▶ **EXERCISE GOAL**
Below is a set of records. Please retype every one exactly.

********************

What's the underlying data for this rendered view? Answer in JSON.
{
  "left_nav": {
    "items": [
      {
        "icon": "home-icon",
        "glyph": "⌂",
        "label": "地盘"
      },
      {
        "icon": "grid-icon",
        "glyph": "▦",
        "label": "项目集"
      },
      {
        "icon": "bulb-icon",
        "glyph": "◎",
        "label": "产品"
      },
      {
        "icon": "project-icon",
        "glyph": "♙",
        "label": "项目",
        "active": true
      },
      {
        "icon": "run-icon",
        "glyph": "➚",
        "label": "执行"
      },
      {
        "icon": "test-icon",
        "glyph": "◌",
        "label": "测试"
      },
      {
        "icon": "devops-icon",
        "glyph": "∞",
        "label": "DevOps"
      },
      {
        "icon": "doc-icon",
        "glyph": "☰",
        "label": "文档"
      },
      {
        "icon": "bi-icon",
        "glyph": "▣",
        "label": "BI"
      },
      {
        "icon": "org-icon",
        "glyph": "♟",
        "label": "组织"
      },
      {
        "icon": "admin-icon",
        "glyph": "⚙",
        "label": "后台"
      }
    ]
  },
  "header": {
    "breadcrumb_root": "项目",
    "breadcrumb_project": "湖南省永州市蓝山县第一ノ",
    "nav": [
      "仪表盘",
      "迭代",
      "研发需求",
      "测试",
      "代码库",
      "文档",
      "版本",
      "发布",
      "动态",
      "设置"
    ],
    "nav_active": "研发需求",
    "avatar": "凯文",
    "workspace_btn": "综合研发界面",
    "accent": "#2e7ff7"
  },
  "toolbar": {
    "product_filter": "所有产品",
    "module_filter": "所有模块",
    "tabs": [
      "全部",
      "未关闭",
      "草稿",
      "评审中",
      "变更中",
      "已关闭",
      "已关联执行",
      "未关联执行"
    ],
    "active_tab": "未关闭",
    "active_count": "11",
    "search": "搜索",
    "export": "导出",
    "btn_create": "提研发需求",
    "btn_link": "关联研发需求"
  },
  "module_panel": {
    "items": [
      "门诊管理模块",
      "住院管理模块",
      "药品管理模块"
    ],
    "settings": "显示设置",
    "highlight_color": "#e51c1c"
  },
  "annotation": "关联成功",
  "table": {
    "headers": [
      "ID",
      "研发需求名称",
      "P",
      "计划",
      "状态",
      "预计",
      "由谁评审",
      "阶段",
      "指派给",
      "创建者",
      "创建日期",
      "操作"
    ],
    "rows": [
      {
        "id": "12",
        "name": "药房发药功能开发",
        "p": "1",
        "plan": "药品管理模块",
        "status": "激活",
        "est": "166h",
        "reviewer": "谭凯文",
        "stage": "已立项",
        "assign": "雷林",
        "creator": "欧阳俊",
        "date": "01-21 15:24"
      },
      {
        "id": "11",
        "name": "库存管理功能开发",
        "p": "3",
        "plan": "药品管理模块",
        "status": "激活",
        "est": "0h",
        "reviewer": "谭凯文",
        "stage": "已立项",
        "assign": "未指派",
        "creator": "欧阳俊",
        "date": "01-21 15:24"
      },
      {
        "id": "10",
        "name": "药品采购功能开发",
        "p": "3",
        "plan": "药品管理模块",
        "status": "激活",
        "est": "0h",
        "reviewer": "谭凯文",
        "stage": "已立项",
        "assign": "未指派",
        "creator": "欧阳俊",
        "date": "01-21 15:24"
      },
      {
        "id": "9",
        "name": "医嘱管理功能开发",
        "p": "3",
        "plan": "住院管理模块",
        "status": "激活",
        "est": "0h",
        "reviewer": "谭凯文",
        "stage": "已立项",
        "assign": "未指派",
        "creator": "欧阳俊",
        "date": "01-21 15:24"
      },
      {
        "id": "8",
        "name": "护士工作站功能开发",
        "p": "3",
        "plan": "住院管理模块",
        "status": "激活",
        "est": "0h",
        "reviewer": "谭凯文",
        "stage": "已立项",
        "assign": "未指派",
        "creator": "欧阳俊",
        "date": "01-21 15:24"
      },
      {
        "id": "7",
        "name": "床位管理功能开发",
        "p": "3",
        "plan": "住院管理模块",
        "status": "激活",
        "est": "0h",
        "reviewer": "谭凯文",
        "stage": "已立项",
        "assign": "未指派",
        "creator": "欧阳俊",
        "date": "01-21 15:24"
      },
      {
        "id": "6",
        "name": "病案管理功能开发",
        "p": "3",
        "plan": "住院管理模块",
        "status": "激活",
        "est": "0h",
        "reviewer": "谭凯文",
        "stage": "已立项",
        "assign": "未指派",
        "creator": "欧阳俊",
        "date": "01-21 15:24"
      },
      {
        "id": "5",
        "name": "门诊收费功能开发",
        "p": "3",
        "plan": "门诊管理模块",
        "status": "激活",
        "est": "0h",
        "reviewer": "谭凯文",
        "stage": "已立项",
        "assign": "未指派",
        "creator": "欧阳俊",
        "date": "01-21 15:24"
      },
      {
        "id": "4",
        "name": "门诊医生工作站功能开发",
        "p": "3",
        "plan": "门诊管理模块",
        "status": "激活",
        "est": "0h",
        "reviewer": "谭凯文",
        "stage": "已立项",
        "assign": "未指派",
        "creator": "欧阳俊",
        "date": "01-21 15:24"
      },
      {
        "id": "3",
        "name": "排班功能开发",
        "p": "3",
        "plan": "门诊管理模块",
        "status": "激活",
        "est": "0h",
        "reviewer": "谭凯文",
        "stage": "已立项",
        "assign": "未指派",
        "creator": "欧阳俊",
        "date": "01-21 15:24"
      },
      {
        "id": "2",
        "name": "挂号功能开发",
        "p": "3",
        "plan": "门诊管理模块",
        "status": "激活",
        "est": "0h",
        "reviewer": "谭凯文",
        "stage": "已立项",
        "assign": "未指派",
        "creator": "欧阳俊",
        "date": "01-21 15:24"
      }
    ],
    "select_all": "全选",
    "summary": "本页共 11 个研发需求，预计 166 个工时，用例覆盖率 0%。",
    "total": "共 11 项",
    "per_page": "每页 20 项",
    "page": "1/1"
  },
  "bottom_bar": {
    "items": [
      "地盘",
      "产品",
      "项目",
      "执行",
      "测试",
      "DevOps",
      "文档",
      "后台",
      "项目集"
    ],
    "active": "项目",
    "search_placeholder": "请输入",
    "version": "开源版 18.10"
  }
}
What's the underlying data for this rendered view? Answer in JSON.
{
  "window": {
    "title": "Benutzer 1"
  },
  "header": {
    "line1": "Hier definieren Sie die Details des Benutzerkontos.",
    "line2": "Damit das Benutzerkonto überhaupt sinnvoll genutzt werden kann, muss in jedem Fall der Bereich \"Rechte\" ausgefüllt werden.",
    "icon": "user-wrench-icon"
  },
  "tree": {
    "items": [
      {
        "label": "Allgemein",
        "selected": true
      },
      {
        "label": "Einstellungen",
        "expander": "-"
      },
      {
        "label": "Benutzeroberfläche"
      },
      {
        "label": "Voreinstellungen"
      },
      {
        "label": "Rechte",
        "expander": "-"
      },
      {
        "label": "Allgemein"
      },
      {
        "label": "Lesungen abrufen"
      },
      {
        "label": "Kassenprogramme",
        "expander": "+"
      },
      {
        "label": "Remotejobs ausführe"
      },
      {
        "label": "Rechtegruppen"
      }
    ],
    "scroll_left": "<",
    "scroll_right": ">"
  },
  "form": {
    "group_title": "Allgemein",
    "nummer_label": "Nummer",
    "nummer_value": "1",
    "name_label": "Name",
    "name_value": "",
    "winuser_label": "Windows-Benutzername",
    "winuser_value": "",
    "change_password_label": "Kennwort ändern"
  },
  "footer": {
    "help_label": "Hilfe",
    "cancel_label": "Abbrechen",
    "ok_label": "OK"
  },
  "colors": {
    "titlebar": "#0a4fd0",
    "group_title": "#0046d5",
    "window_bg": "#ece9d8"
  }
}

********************

▶ **REPLY TO THE TASK**
What's the underlying data for this rendered view? Answer in JSON.
{
  "left_nav": {
    "items": [
      {
        "icon": "home-icon",
        "glyph": "⌂",
        "label": "地盘"
      },
      {
        "icon": "grid-icon",
        "glyph": "▦",
        "label": "项目集"
      },
      {
        "icon": "bulb-icon",
        "glyph": "◎",
        "label": "产品"
      },
      {
        "icon": "project-icon",
        "glyph": "♙",
        "label": "项目",
        "active": true
      },
      {
        "icon": "run-icon",
        "glyph": "➚",
        "label": "执行"
      },
      {
        "icon": "test-icon",
        "glyph": "◌",
        "label": "测试"
      },
      {
        "icon": "devops-icon",
        "glyph": "∞",
        "label": "DevOps"
      },
      {
        "icon": "doc-icon",
        "glyph": "☰",
        "label": "文档"
      },
      {
        "icon": "bi-icon",
        "glyph": "▣",
        "label": "BI"
      },
      {
        "icon": "org-icon",
        "glyph": "♟",
        "label": "组织"
      },
      {
        "icon": "admin-icon",
        "glyph": "⚙",
        "label": "后台"
      }
    ]
  },
  "header": {
    "breadcrumb_root": "项目",
    "breadcrumb_project": "湖南省永州市蓝山县第一ノ",
    "nav": [
      "仪表盘",
      "迭代",
      "研发需求",
      "测试",
      "代码库",
      "文档",
      "版本",
      "发布",
      "动态",
      "设置"
    ],
    "nav_active": "研发需求",
    "avatar": "凯文",
    "workspace_btn": "综合研发界面",
    "accent": "#2e7ff7"
  },
  "toolbar": {
    "product_filter": "所有产品",
    "module_filter": "所有模块",
    "tabs": [
      "全部",
      "未关闭",
      "草稿",
      "评审中",
      "变更中",
      "已关闭",
      "已关联执行",
      "未关联执行"
    ],
    "active_tab": "未关闭",
    "active_count": "11",
    "search": "搜索",
    "export": "导出",
    "btn_create": "提研发需求",
    "btn_link": "关联研发需求"
  },
  "module_panel": {
    "items": [
      "门诊管理模块",
      "住院管理模块",
      "药品管理模块"
    ],
    "settings": "显示设置",
    "highlight_color": "#e51c1c"
  },
  "annotation": "关联成功",
  "table": {
    "headers": [
      "ID",
      "研发需求名称",
      "P",
      "计划",
      "状态",
      "预计",
      "由谁评审",
      "阶段",
      "指派给",
      "创建者",
      "创建日期",
      "操作"
    ],
    "rows": [
      {
        "id": "12",
        "name": "药房发药功能开发",
        "p": "1",
        "plan": "药品管理模块",
        "status": "激活",
        "est": "166h",
        "reviewer": "谭凯文",
        "stage": "已立项",
        "assign": "雷林",
        "creator": "欧阳俊",
        "date": "01-21 15:24"
      },
      {
        "id": "11",
        "name": "库存管理功能开发",
        "p": "3",
        "plan": "药品管理模块",
        "status": "激活",
        "est": "0h",
        "reviewer": "谭凯文",
        "stage": "已立项",
        "assign": "未指派",
        "creator": "欧阳俊",
        "date": "01-21 15:24"
      },
      {
        "id": "10",
        "name": "药品采购功能开发",
        "p": "3",
        "plan": "药品管理模块",
        "status": "激活",
        "est": "0h",
        "reviewer": "谭凯文",
        "stage": "已立项",
        "assign": "未指派",
        "creator": "欧阳俊",
        "date": "01-21 15:24"
      },
      {
        "id": "9",
        "name": "医嘱管理功能开发",
        "p": "3",
        "plan": "住院管理模块",
        "status": "激活",
        "est": "0h",
        "reviewer": "谭凯文",
        "stage": "已立项",
        "assign": "未指派",
        "creator": "欧阳俊",
        "date": "01-21 15:24"
      },
      {
        "id": "8",
        "name": "护士工作站功能开发",
        "p": "3",
        "plan": "住院管理模块",
        "status": "激活",
        "est": "0h",
        "reviewer": "谭凯文",
        "stage": "已立项",
        "assign": "未指派",
        "creator": "欧阳俊",
        "date": "01-21 15:24"
      },
      {
        "id": "7",
        "name": "床位管理功能开发",
        "p": "3",
        "plan": "住院管理模块",
        "status": "激活",
        "est": "0h",
        "reviewer": "谭凯文",
        "stage": "已立项",
        "assign": "未指派",
        "creator": "欧阳俊",
        "date": "01-21 15:24"
      },
      {
        "id": "6",
        "name": "病案管理功能开发",
        "p": "3",
        "plan": "住院管理模块",
        "status": "激活",
        "est": "0h",
        "reviewer": "谭凯文",
        "stage": "已立项",
        "assign": "未指派",
        "creator": "欧阳俊",
        "date": "01-21 15:24"
      },
      {
        "id": "5",
        "name": "门诊收费功能开发",
        "p": "3",
        "plan": "门诊管理模块",
        "status": "激活",
        "est": "0h",
        "reviewer": "谭凯文",
        "stage": "已立项",
        "assign": "未指派",
        "creator": "欧阳俊",
        "date": "01-21 15:24"
      },
      {
        "id": "4",
        "name": "门诊医生工作站功能开发",
        "p": "3",
        "plan": "门诊管理模块",
        "status": "激活",
        "est": "0h",
        "reviewer": "谭凯文",
        "stage": "已立项",
        "assign": "未指派",
        "creator": "欧阳俊",
        "date": "01-21 15:24"
      },
      {
        "id": "3",
        "name": "排班功能开发",
        "p": "3",
        "plan": "门诊管理模块",
        "status": "激活",
        "est": "0h",
        "reviewer": "谭凯文",
        "stage": "已立项",
        "assign": "未指派",
        "creator": "欧阳俊",
        "date": "01-21 15:24"
      },
      {
        "id": "2",
        "name": "挂号功能开发",
        "p": "3",
        "plan": "门诊管理模块",
        "status": "激活",
        "est": "0h",
        "reviewer": "谭凯文",
        "stage": "已立项",
        "assign": "未指派",
        "creator": "欧阳俊",
        "date": "01-21 15:24"
      }
    ],
    "select_all": "全选",
    "summary": "本页共 11 个研发需求，预计 166 个工时，用例覆盖率 0%。",
    "total": "共 11 项",
    "per_page": "每页 20 项",
    "page": "1/1"
  },
  "bottom_bar": {
    "items": [
      "地盘",
      "产品",
      "项目",
      "执行",
      "测试",
      "DevOps",
      "文档",
      "后台",
      "项目集"
    ],
    "active": "项目",
    "search_placeholder": "请输入",
    "version": "开源版 18.10"
  }
}
What's the underlying data for this rendered view? Answer in JSON.
{
  "window": {
    "title": "Benutzer 1"
  },
  "header": {
    "line1": "Hier definieren Sie die Details des Benutzerkontos.",
    "line2": "Damit das Benutzerkonto überhaupt sinnvoll genutzt werden kann, muss in jedem Fall der Bereich \"Rechte\" ausgefüllt werden.",
    "icon": "user-wrench-icon"
  },
  "tree": {
    "items": [
      {
        "label": "Allgemein",
        "selected": true
      },
      {
        "label": "Einstellungen",
        "expander": "-"
      },
      {
        "label": "Benutzeroberfläche"
      },
      {
        "label": "Voreinstellungen"
      },
      {
        "label": "Rechte",
        "expander": "-"
      },
      {
        "label": "Allgemein"
      },
      {
        "label": "Lesungen abrufen"
      },
      {
        "label": "Kassenprogramme",
        "expander": "+"
      },
      {
        "label": "Remotejobs ausführe"
      },
      {
        "label": "Rechtegruppen"
      }
    ],
    "scroll_left": "<",
    "scroll_right": ">"
  },
  "form": {
    "group_title": "Allgemein",
    "nummer_label": "Nummer",
    "nummer_value": "1",
    "name_label": "Name",
    "name_value": "",
    "winuser_label": "Windows-Benutzername",
    "winuser_value": "",
    "change_password_label": "Kennwort ändern"
  },
  "footer": {
    "help_label": "Hilfe",
    "cancel_label": "Abbrechen",
    "ok_label": "OK"
  },
  "colors": {
    "titlebar": "#0a4fd0",
    "group_title": "#0046d5",
    "window_bg": "#ece9d8"
  }
}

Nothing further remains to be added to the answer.